A Tea Lover in a Coffee World: Teahouse Kuan Yin Review
This entry was posted on January 24, 2014.
One of the older teahouses in the Seattle area, Teahouse Kuan Yin in Wallingford has been around for 24 years (the shop opened it’s doors in 1990). The shop’s longevity has made it into sort of a landmark and has also attracted many loyal customers. However, the store’s visitors are not just limited to tea connoisseurs, as its cozy atmosphere and friendly staff make teahouse Kuan Yin an inviting place to everyone, from tea newbies to coffee drinkers.
One of the first things you will notice when you enter the shop is the strong smell of spices and tea. The smell is not unpleasant, and is reminiscent of a spice shop or an Eastern marketplace. The teahouse is decorated in an Asian theme, with rice-paper panels to one side of the building, and woodcarvings, pottery, scrolls of calligraphy and local art mounted on the walls. There is also an impressive amount of pretty tea ware and accessories around the shop that customers can buy. The store’s relative quietness (only light music is played in the background) and abundance of tables and comfy leather chairs make this a great place to study, work or curl up with some tea and just relax. In fact, during my visit, I saw several people quietly typing away on their computers.
Let’s not forget about the tea. Teahouse Kuan Yin has a wide selection of teas, which are displayed in tins, containers and on shelving through the store. One of the members of the staff estimated that there are about 110 or more in their catalog, all of which are available for purchase at the store, or to be brewed hot or iced. I decided to sample their famous Kashmiri Pink Chai, which is made from green tea, almonds, spices, milk and sugar simmered together. The tea gets its pinkish-brown color, and its name, from the tea turning pink during the brewing process from oxidation.
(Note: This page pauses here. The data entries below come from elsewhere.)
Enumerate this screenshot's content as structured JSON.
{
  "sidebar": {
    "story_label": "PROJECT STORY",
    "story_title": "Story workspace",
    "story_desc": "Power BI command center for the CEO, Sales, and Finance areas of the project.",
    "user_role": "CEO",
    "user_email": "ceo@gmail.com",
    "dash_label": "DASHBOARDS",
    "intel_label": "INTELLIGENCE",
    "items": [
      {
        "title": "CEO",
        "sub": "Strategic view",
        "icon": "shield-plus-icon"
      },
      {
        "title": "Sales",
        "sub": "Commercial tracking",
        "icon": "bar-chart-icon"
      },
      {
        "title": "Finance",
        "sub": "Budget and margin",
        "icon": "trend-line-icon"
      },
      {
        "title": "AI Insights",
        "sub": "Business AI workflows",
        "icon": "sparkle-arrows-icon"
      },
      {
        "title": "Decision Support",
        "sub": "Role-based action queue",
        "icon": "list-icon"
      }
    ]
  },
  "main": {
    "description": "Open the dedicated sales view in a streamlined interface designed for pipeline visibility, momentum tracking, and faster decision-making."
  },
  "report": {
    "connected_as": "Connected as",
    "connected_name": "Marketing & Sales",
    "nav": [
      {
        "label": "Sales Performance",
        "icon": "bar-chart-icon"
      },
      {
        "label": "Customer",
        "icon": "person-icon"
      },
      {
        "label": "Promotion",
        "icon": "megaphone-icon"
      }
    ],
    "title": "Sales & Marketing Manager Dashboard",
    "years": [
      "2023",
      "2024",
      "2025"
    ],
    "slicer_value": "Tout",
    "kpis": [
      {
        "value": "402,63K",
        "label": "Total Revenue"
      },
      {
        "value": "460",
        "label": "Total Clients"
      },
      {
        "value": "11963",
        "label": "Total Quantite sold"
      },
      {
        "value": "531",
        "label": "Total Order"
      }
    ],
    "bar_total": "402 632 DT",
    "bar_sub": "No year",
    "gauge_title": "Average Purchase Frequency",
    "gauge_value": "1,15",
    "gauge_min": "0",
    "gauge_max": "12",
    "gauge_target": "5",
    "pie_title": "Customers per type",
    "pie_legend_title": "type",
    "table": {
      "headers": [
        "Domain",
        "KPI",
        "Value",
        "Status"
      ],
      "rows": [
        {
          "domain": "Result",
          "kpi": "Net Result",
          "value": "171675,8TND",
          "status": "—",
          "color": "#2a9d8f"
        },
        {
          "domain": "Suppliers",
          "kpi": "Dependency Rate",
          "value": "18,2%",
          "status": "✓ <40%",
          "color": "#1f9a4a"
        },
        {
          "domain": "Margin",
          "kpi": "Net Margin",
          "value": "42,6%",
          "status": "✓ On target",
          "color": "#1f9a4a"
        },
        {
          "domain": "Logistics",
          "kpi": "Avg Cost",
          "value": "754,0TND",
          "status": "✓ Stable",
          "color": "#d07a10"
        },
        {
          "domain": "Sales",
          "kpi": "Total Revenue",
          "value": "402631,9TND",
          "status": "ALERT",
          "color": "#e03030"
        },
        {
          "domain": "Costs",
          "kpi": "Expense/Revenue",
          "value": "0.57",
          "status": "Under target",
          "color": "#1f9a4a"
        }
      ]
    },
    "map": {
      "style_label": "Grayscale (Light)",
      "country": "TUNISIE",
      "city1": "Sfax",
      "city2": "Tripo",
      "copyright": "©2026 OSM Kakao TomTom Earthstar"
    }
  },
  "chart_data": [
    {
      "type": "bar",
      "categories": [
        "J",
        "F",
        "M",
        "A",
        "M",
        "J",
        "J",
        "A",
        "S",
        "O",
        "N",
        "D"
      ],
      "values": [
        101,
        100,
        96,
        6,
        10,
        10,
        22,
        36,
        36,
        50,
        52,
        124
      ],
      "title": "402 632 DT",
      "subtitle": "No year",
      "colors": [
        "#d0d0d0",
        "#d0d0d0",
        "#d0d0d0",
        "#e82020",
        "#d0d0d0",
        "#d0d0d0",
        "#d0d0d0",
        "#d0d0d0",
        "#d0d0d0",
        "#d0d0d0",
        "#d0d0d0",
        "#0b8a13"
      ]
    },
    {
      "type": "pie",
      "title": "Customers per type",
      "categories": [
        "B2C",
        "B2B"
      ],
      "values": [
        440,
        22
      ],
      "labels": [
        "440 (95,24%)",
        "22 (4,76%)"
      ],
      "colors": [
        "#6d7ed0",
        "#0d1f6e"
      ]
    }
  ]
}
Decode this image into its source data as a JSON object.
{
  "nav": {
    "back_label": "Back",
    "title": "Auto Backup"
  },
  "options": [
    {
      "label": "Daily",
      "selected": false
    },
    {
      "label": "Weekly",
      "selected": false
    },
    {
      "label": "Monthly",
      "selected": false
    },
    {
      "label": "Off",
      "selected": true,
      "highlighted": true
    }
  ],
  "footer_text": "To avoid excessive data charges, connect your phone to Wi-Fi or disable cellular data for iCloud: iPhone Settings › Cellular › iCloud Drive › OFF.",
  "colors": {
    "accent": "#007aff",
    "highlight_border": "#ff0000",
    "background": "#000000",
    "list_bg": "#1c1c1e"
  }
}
I was interested in what a green tea based chai would taste like, since all of the other chais I’ve had have been brewed with black tea. Using almonds in chai was new to me as well, which, I learned from the store’s blog, is a northern Indian variant in making chai. The generously large cup of chai I received did indeed have a pink tone, and a smooth, almost floral flavor. The tea was much more mild than others I have tasted, and the spiciness that is often present in chai barely came through. Despite being different than what I am accustomed to, the chai was tasty and would be a good option for people who don’t usually like spicy flavors.
The food menu is almost as varied as the teahouse’s tea selection and contains pastries, cakes, breads, samosas, soups and even curries. The ham and cheese stuffed pastries and samosas looked inviting, but I limited my splurging to tea, and went with a simple snicker doodle cookie. The cookie was perfectly baked, with just the right amount of moistness, and tasted delicious! Overall, I really enjoyed the environment and offerings at Teahouse Kuan Yin. The teahouse is definitely a place I would take friends to grab a snack and chat or revisit on my own to try to learn more about the shop’s history, and drink more tea of course.